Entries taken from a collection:
============================================================

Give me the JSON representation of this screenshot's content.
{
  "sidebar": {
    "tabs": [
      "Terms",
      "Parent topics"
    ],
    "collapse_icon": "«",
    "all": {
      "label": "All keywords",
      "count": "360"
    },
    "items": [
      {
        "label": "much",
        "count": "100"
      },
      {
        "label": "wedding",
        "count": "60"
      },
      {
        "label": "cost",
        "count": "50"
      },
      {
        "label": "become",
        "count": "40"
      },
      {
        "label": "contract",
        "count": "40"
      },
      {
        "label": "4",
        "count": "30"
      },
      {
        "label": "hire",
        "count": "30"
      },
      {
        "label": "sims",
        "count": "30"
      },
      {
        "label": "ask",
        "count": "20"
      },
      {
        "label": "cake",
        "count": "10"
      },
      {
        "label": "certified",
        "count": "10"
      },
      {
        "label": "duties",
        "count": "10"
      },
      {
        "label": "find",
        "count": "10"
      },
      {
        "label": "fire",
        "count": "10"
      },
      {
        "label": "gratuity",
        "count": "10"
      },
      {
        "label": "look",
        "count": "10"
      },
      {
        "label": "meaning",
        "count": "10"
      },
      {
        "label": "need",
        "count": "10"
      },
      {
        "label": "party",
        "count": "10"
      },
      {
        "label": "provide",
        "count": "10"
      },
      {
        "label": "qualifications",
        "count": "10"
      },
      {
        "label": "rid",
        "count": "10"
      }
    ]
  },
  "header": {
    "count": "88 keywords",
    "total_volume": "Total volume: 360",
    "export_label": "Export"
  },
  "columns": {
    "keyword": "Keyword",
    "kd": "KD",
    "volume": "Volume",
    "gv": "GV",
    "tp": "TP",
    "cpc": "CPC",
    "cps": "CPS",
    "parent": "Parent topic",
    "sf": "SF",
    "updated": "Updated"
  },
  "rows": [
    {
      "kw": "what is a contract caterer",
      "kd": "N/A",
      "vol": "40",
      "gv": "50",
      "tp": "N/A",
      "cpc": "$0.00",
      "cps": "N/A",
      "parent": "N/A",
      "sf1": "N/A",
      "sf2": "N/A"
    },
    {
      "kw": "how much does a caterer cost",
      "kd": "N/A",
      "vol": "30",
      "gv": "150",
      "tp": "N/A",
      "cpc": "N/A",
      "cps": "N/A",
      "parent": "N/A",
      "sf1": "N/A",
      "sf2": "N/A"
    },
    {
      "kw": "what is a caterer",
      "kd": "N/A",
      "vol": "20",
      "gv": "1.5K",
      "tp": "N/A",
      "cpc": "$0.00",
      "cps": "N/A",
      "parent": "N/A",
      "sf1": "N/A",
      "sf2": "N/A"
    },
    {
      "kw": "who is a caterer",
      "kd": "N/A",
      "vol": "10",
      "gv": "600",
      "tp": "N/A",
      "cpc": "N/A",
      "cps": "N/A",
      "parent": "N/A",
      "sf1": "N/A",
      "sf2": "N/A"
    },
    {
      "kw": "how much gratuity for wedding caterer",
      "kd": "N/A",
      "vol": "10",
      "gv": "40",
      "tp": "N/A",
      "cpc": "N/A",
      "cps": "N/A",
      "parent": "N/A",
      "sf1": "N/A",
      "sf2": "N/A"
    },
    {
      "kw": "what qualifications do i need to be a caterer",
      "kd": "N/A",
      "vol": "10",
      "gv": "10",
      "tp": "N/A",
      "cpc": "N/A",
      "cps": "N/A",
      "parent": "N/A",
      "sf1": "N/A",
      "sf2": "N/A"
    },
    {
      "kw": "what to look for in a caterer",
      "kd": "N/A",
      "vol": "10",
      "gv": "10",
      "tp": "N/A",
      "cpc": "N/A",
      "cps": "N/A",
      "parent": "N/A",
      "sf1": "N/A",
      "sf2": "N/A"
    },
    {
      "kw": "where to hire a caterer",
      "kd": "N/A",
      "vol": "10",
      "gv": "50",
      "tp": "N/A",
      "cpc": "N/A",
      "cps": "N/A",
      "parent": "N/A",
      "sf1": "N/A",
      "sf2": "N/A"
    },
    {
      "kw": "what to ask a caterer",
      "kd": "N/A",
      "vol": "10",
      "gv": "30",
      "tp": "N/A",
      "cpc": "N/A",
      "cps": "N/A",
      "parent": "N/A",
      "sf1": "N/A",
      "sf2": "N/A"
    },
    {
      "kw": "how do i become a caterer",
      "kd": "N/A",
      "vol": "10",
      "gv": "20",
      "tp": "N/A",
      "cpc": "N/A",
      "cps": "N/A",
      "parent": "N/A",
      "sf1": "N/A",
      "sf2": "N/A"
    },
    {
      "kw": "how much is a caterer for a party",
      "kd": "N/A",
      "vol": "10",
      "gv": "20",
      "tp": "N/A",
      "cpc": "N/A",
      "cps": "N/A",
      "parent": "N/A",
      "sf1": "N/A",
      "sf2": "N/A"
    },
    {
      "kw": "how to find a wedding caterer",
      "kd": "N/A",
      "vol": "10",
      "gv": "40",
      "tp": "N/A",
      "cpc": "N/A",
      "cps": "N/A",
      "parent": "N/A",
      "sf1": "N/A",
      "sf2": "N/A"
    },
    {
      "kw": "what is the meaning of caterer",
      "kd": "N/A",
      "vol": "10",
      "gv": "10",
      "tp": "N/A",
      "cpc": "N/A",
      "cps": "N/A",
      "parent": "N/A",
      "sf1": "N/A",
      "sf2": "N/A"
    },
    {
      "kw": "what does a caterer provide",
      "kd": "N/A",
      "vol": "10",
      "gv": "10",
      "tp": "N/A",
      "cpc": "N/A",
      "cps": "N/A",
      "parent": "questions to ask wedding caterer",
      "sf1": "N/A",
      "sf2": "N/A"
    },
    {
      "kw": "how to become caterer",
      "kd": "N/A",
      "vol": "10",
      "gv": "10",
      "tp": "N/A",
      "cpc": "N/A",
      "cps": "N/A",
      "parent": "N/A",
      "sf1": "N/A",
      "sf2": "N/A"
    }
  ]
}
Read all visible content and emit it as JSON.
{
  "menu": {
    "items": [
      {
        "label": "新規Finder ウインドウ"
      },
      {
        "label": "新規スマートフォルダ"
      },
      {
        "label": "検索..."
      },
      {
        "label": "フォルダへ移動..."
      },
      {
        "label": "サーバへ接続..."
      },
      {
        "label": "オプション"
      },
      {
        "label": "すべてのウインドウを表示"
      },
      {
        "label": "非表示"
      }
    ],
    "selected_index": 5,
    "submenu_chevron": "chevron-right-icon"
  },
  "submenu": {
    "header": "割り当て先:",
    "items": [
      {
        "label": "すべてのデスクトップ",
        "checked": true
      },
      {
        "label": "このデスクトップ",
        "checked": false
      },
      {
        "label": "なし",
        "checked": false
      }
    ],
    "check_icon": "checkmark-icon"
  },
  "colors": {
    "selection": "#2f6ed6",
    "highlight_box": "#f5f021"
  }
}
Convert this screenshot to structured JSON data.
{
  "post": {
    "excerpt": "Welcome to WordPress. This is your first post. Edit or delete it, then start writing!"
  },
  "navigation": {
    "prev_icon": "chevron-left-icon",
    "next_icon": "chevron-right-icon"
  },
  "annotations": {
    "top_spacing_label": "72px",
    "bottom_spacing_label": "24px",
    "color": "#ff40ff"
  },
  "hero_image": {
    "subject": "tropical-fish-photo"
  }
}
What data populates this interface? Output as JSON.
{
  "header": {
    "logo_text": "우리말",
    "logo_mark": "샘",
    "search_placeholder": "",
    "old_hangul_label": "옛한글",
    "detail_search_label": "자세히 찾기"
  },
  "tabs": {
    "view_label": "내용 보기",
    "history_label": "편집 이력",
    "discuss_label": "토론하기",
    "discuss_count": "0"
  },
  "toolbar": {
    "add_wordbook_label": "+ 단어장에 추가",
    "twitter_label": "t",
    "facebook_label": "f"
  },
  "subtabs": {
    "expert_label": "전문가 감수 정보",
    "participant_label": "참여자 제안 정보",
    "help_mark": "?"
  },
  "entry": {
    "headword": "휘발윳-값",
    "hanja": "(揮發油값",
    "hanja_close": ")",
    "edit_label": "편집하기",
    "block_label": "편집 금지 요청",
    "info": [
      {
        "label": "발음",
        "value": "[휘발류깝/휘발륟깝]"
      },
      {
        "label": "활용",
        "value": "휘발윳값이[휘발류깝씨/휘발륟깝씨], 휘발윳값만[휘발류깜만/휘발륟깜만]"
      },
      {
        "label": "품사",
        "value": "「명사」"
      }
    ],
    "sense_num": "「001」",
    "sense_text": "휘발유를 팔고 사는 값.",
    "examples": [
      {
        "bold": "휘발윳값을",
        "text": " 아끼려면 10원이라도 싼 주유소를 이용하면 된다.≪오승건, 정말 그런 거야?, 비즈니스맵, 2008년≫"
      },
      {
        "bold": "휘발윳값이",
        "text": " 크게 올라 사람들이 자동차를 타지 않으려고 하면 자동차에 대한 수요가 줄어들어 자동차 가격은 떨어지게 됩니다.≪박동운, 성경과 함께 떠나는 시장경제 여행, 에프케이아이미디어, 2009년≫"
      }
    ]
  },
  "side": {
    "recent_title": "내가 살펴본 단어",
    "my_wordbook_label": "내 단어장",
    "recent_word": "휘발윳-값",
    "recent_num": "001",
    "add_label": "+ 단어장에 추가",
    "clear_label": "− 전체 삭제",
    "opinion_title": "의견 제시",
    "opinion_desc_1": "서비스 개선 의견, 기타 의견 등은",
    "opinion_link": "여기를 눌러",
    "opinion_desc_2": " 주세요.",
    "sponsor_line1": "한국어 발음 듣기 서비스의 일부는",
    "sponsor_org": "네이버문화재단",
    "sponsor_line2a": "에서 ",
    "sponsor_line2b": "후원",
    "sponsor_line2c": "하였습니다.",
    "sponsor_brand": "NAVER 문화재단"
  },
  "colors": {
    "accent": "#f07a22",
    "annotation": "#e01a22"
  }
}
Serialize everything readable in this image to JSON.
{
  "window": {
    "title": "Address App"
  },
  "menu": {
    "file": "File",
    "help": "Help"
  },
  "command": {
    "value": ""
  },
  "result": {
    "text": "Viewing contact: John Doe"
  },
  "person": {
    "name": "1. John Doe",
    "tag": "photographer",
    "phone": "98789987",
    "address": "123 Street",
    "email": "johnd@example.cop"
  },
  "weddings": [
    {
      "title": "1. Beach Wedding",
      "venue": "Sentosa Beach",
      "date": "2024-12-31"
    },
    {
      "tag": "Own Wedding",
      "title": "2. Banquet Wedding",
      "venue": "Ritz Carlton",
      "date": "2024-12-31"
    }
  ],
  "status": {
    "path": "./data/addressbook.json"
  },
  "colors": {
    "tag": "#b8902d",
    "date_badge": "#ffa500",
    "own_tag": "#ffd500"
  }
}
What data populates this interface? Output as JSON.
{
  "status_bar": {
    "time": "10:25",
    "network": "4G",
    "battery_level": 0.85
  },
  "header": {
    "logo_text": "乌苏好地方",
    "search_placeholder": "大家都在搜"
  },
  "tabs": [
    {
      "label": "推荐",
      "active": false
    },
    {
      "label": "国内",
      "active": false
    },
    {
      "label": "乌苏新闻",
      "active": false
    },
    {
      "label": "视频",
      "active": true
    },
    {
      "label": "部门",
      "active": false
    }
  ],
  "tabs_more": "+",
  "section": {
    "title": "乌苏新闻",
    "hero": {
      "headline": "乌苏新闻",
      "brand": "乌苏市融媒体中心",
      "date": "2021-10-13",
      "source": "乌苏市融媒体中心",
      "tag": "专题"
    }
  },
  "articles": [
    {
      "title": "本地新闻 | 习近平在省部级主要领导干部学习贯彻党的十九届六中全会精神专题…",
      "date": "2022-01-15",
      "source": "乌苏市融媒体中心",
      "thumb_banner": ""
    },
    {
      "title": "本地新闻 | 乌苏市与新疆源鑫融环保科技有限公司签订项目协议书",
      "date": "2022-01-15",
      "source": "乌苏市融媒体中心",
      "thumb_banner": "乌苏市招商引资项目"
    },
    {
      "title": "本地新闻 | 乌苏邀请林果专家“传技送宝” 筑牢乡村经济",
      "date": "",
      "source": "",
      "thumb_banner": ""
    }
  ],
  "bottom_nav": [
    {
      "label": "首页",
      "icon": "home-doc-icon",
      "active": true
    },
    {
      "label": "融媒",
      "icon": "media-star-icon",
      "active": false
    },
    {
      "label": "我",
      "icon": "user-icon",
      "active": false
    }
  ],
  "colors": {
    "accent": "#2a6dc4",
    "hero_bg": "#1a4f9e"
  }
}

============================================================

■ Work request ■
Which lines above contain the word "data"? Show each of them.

■ Completed task ■
Convert this screenshot to structured JSON data.
What data populates this interface? Output as JSON.
    "path": "./data/addressbook.json"
What data populates this interface? Output as JSON.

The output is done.